There’s growing evidence that the toll of our stunning inequality is not just economic but also is a melancholy of the soul. The upshot appears to be high rates of violent crime, high narcotics use, high teenage birthrates and even high rates of heart disease.
That’s the argument of an important book by two distinguished British epidemiologists, Richard Wilkinson and Kate Pickett. They argue that gross inequality tears at the human psyche, creating anxiety, distrust and an array of mental and physical ailments — and they cite mountains of data to support their argument.
“If you fail to avoid high inequality, you will need more prisons and more police,” they assert. “You will have to deal with higher rates of mental illness, drug abuse and every other kind of problem.” They explore these issues in their book, “The Spirit Level: Why Greater Equality Makes Societies Stronger.”
I'm about halfway through reading Paul Krugman's "Conscience of a Liberal," and like today's Nicholas Kristof column (above) it's raising more questions for me than it answers.
Conservatives cast a low-tax low-regulation structure, often, in terms of freedom. And that's appealing: We all want to be free, right? But there's just a ton of evidence that the way the United States does capitalism isn't leading to income or social mobility -- and if the researchers Kristof cites above are correct, that it's not helping us create a healthy society.

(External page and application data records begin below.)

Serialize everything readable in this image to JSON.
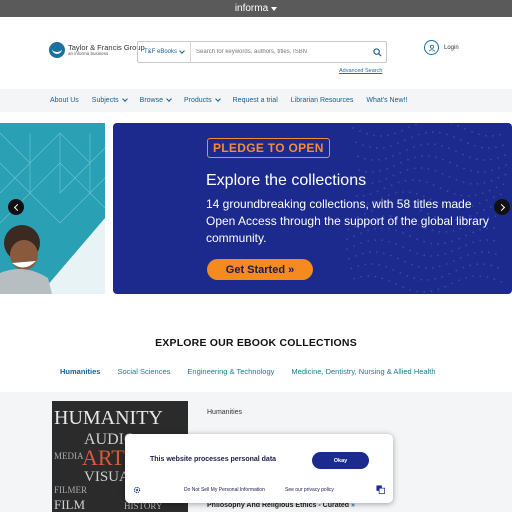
{
  "topbar": {
    "brand": "informa"
  },
  "header": {
    "logo_line1": "Taylor & Francis Group",
    "logo_line2": "an informa business",
    "search_scope": "T&F eBooks",
    "search_placeholder": "Search for keywords, authors, titles, ISBN",
    "advanced_search": "Advanced Search",
    "login": "Login"
  },
  "nav": {
    "items": [
      {
        "label": "About Us",
        "dropdown": false
      },
      {
        "label": "Subjects",
        "dropdown": true
      },
      {
        "label": "Browse",
        "dropdown": true
      },
      {
        "label": "Products",
        "dropdown": true
      },
      {
        "label": "Request a trial",
        "dropdown": false
      },
      {
        "label": "Librarian Resources",
        "dropdown": false
      },
      {
        "label": "What's New!!",
        "dropdown": false
      }
    ]
  },
  "hero": {
    "badge": "PLEDGE TO OPEN",
    "title": "Explore the collections",
    "body": "14 groundbreaking collections, with 58 titles made Open Access through the support of the global library community.",
    "cta": "Get Started »"
  },
  "collections": {
    "title": "EXPLORE OUR EBOOK COLLECTIONS",
    "tabs": [
      {
        "label": "Humanities",
        "active": true
      },
      {
        "label": "Social Sciences",
        "active": false
      },
      {
        "label": "Engineering & Technology",
        "active": false
      },
      {
        "label": "Medicine, Dentistry, Nursing & Allied Health",
        "active": false
      }
    ],
    "panel_category": "Humanities",
    "panel_item": "Philosophy And Religious Ethics - Curated",
    "panel_item_suffix": "»",
    "book_words": [
      "HUMANITY",
      "AUDIO",
      "ART",
      "VISUAL",
      "MEDIA",
      "FILMER",
      "FILM",
      "HISTORY"
    ]
  },
  "cookie": {
    "message": "This website processes personal data",
    "okay": "Okay",
    "do_not_sell": "Do Not Sell My Personal Information",
    "privacy": "See our privacy policy"
  },
  "colors": {
    "brand_blue": "#1b2a8c",
    "accent_orange": "#f58a1e",
    "teal": "#2aa0b4",
    "link_blue": "#1a5d8f"
  }
}
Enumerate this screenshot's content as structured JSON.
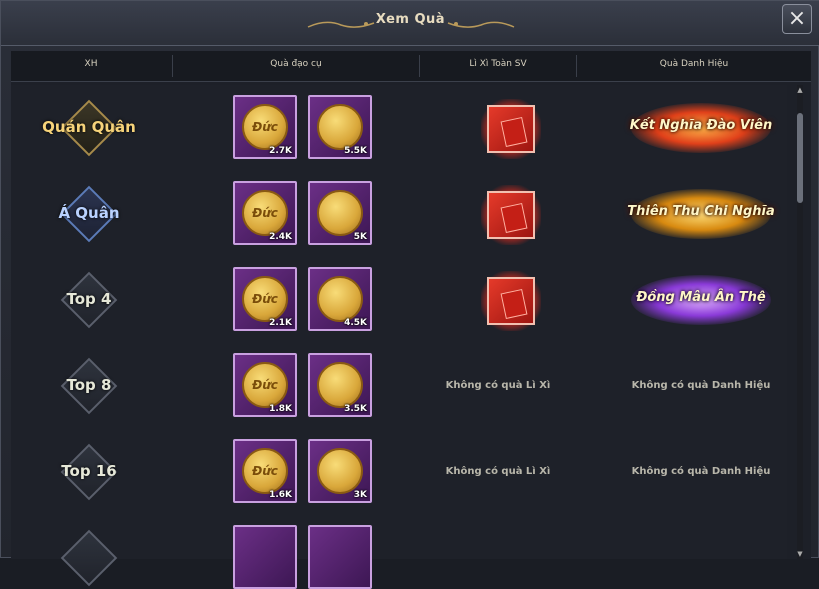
{
  "window": {
    "title": "Xem Quà",
    "close_label": "×"
  },
  "columns": [
    "XH",
    "Quà đạo cụ",
    "Lì Xì Toàn SV",
    "Quà Danh Hiệu"
  ],
  "rows": [
    {
      "rank": "Quán Quân",
      "coin1_label": "Đức",
      "coin1_qty": "2.7K",
      "coin2_qty": "5.5K",
      "lixi": true,
      "title_text": "Kết Nghĩa Đào Viên",
      "title_color": "#ff7a1a"
    },
    {
      "rank": "Á Quân",
      "coin1_label": "Đức",
      "coin1_qty": "2.4K",
      "coin2_qty": "5K",
      "lixi": true,
      "title_text": "Thiên Thu Chi Nghĩa",
      "title_color": "#ffb020"
    },
    {
      "rank": "Top 4",
      "coin1_label": "Đức",
      "coin1_qty": "2.1K",
      "coin2_qty": "4.5K",
      "lixi": true,
      "title_text": "Đồng Mâu Ân Thệ",
      "title_color": "#b46cff"
    },
    {
      "rank": "Top 8",
      "coin1_label": "Đức",
      "coin1_qty": "1.8K",
      "coin2_qty": "3.5K",
      "lixi": false,
      "no_lixi": "Không có quà Lì Xì",
      "no_title": "Không có quà Danh Hiệu"
    },
    {
      "rank": "Top 16",
      "coin1_label": "Đức",
      "coin1_qty": "1.6K",
      "coin2_qty": "3K",
      "lixi": false,
      "no_lixi": "Không có quà Lì Xì",
      "no_title": "Không có quà Danh Hiệu"
    }
  ],
  "colors": {
    "rank1": "#f6d37a",
    "rank2": "#a9c6ff",
    "rank_other": "#e6edd0"
  }
}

The conservative era that began in 1980, then, appears to be one in which the rich get richer -- and everybody else gets sicker. It's a good deal for the rich, I suppose, but I wonder why the rest of us should go along with it.